The Salt of the Earth
Rated PG-13 for thematic material involving images of violence and human suffering, and for nudity
Available on DVD and Blu-ray
For forty years, photographer Sebastiao Salgado has traveled the world to capture the struggles of human existence with his camera. This Oscar-nominated documentary from famed German director Wim Wenders and Salgado’s own son, Juliano Ribeiro Salgado, looks at Salgado’s rich life experience through his photography and his evolution from capturing the despair of man during times of genocide, famine and exodus to the hope of man through his own efforts to regrow a major rainforest in South America. For many, Salgado is a rock star in his field, but for folks like me, who have never heard the name before, there is much to be learned and appreciated. And to elevate the story is the stunningly beautiful photography which has turned me into quite the fan. This documentary does what a great documentary should: takes you to places you never even knew you wanted to go with the end result being a fantastic voyage. A-

New in Home Entertainment – July 7, 2015

Slow West

New in Home Entertainment

July 7, 2015

Slow West
Rated R for violence and brief language
Available on DVD and Blu-ray
This unconventional western stars Kodi Smit-McPhee as a love-torn young man who must travel across the country to find his girl and Michael Fassbender as a mysterious traveler who wants to help him get there for his own undeclared reasons. Beautifully shot and superbly paced, this is an easy enough film to watch with lots of shocking moments and a hugely talented cast. While Fassbender always impresses, I love that they threw in my favorite movie villain, Ben Mendelsohn, as a peculiar and unpredictable bounty hunter. This is the kind of western that makes you wish they’d bring the genre back in full force. A-

Rated PG-13 for disturbing thematic material including bloody images, and some language
Available on DVD and Blu-ray
In this post-apocalyptic world a zombie virus infects Abigail Breslin leaving her father, Arnold Schwarzenegger, only weeks to say goodbye to his dear daughter forever. We’ve had a ton of cross-genre films lately, especially in the zombie realm where zombie rom coms have proved to be a semi-successful stretch. But zombie melodramas? In this case, it just doesn’t work. There’s not nearly enough horror and the long goodbye is just too long. The makeup effects are interesting and the story isn’t a bad idea, but there just seemed to be something missing. That being said, it does feel like there is a real vision here and it was fully realized on screen. Also, the performances are actually pretty good considering what the actors are doing and who they are playing. C+

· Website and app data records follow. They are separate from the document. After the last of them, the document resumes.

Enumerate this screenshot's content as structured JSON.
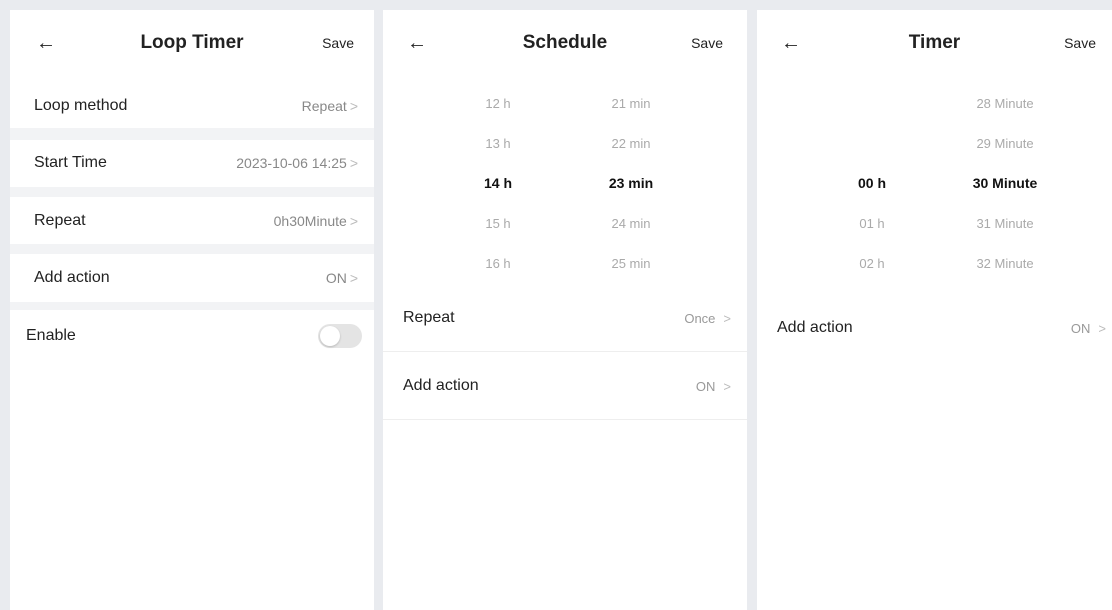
{
  "loop_timer": {
    "title": "Loop Timer",
    "save": "Save",
    "rows": [
      {
        "label": "Loop method",
        "value": "Repeat",
        "chev": ">"
      },
      {
        "label": "Start Time",
        "value": "2023-10-06 14:25",
        "chev": ">"
      },
      {
        "label": "Repeat",
        "value": "0h30Minute",
        "chev": ">"
      },
      {
        "label": "Add action",
        "value": "ON",
        "chev": ">"
      }
    ],
    "enable_label": "Enable",
    "enable_on": false
  },
  "schedule": {
    "title": "Schedule",
    "save": "Save",
    "hours": [
      "12 h",
      "13 h",
      "14 h",
      "15 h",
      "16 h"
    ],
    "minutes": [
      "21 min",
      "22 min",
      "23 min",
      "24 min",
      "25 min"
    ],
    "rows": [
      {
        "label": "Repeat",
        "value": "Once",
        "chev": ">"
      },
      {
        "label": "Add action",
        "value": "ON",
        "chev": ">"
      }
    ]
  },
  "timer": {
    "title": "Timer",
    "save": "Save",
    "hours": [
      "00 h",
      "01 h",
      "02 h"
    ],
    "minutes": [
      "28 Minute",
      "29 Minute",
      "30 Minute",
      "31 Minute",
      "32 Minute"
    ],
    "rows": [
      {
        "label": "Add action",
        "value": "ON",
        "chev": ">"
      }
    ]
  }
}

Woman in Gold
Rated PG-13 for some thematic elements and brief strong language
Available on DVD and Blu-ray
Based on a true story, Helen Mirren is a woman who, sixty years after fleeing Vienna for America during World War II, tries to get back her family’s famous Klimt painting “Portrait of Adele Bloch-Bauer I” after it was stolen by the Nazis and placed in a museum in Vienna. Ryan Reynolds plays her inexperienced lawyer who spends years of his life trying fight for her right to claim what is hers. The story itself is fascinating and the script and cast do a very good job of telling it. It’s not the most exciting film you can spend an evening in front of, but it has its moments. My biggest disappointment was reading about the events that happened after this story ends on film. It just shows that Hollywood can really turn on the spin when it wants to. B-